The gift shop has many Yukon-made crafts, including beaded, fur-trimmed moccasins made of moose hide.
This serving spoon was crafted out of goat horn for a ceremonial potlatch. An elaborate ceremony usually given by a family member of the same moiety (clan) one year after a person's death in order to commemorate the deceased and to thank those from the other moiety that helped with the burial. In the olden days, a guest would have had to bring their own dishes and cutlery to the feast as it was far too time consuming to make and provide cutlery for the guests. Feasting is a big part of the potlatch, a guest was meant to eat as much as possible and it was the only time eating in excess was acceptable.
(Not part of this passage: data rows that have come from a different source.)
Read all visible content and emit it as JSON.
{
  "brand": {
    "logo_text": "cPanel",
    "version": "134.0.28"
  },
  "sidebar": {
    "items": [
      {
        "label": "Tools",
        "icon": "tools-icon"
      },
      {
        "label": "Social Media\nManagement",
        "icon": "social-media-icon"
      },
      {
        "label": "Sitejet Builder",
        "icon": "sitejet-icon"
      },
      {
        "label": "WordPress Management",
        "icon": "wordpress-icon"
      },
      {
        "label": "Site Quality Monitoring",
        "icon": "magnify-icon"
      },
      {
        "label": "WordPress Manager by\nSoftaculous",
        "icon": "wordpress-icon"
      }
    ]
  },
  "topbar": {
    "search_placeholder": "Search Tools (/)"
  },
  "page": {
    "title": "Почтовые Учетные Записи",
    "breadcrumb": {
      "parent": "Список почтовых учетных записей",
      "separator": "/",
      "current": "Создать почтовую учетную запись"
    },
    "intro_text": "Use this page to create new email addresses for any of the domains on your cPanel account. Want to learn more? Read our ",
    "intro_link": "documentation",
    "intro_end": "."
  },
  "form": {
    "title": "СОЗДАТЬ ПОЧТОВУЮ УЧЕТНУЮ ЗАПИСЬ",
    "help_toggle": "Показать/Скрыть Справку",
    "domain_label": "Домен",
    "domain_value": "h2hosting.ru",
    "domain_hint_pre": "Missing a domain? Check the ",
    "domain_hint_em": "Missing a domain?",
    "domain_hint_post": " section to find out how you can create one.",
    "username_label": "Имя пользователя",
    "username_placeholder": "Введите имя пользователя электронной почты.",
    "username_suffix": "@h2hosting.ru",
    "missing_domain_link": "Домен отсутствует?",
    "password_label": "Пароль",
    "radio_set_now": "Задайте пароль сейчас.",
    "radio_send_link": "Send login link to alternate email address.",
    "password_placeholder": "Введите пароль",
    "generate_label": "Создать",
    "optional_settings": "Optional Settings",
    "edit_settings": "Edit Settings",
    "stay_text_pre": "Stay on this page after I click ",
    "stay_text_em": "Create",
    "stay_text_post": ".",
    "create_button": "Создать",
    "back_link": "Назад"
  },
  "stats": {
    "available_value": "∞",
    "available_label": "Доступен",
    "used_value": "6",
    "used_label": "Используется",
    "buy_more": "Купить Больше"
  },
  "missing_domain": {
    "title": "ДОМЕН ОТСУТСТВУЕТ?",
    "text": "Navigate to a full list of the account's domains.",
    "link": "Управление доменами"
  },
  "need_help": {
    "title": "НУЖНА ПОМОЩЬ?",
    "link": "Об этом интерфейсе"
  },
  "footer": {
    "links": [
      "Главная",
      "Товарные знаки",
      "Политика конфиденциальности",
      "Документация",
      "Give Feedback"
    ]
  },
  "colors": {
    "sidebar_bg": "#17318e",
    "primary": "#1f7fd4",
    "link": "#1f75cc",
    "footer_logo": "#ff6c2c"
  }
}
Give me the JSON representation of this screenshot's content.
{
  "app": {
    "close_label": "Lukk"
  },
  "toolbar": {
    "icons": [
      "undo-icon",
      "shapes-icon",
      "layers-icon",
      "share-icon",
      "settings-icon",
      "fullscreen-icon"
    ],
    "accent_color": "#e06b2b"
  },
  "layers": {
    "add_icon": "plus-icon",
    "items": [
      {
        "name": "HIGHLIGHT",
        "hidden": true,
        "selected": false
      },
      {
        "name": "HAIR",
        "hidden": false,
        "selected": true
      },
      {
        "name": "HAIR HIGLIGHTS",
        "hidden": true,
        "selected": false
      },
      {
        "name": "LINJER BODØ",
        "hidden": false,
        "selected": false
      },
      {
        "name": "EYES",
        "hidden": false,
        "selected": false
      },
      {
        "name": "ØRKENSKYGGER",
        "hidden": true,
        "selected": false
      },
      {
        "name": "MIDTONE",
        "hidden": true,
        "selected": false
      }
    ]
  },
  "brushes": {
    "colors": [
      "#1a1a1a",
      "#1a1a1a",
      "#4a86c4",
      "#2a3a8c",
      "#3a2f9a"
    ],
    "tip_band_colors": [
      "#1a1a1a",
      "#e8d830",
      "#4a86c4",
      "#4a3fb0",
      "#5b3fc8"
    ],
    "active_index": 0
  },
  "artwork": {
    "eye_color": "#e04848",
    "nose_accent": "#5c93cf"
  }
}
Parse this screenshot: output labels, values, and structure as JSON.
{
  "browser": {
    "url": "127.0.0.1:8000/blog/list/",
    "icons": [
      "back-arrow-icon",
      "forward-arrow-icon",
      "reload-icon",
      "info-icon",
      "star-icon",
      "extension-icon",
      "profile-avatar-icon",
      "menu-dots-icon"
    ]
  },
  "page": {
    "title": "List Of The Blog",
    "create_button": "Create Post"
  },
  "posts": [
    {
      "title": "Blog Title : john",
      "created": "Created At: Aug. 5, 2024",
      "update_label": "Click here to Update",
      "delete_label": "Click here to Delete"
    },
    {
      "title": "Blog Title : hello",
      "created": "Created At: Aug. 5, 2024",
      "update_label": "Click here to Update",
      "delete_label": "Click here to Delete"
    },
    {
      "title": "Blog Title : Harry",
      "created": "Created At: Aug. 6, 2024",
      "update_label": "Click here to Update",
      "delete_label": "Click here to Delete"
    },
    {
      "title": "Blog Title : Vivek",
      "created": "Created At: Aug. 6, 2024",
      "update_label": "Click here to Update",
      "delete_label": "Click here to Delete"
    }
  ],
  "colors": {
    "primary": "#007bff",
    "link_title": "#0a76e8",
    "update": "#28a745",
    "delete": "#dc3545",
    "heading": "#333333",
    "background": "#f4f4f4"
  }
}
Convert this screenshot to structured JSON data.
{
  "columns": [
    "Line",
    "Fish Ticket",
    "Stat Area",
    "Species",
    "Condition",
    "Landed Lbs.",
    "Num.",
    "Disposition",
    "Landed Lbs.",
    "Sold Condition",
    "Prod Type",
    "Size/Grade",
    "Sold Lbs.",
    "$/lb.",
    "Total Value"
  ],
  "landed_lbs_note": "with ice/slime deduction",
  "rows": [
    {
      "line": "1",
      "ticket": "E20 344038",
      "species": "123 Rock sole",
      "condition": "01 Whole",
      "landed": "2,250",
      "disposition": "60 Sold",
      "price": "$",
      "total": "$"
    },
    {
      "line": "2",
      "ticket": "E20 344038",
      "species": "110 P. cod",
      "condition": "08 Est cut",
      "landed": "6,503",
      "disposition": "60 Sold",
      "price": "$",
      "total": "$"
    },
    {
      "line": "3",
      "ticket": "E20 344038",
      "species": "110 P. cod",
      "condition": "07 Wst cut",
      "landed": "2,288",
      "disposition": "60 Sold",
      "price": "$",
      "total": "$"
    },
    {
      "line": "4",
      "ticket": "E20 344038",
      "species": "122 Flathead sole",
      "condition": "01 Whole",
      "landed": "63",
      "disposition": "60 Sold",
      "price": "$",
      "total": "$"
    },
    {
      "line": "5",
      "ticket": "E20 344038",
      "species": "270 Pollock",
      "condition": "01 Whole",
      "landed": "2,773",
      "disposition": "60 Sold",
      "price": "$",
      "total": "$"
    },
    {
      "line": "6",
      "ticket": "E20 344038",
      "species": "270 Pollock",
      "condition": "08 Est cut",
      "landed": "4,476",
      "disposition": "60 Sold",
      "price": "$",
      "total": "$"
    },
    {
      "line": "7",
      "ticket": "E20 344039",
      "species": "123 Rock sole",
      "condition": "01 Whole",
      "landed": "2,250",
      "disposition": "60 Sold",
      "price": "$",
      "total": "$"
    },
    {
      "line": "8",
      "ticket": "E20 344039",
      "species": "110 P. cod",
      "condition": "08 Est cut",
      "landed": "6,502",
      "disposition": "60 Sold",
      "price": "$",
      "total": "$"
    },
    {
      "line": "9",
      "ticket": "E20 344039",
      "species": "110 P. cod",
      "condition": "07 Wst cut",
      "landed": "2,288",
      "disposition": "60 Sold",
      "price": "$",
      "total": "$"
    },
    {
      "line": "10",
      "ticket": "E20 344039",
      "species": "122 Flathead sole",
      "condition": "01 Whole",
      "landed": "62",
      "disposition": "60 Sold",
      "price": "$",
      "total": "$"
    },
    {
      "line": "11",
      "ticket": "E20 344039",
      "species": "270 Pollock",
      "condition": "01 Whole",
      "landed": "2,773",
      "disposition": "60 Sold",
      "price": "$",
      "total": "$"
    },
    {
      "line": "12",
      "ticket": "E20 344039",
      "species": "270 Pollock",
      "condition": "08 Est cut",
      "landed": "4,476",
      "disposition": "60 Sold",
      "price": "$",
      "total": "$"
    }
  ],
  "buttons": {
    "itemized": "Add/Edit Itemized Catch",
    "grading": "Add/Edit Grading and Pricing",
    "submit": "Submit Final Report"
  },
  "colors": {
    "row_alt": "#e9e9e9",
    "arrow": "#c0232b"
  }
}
The spoon was shaped by boiling or steaming the goat horn, this softened the material and made it easier to shape. The two pieces were hand riveted together with copper, a metal that was abundant in the area. Since copper was found in the riverbed, a spoon maker simply had to hammer the mineral into the desired rivet size. Horn material for the spoon was purposefully selected for aesthetic reasons. The contrast of the yellow sheep horn and the dark goat horn was considered a very desirable effect.
May 15 to September 15: Daily, 9am-6:30pm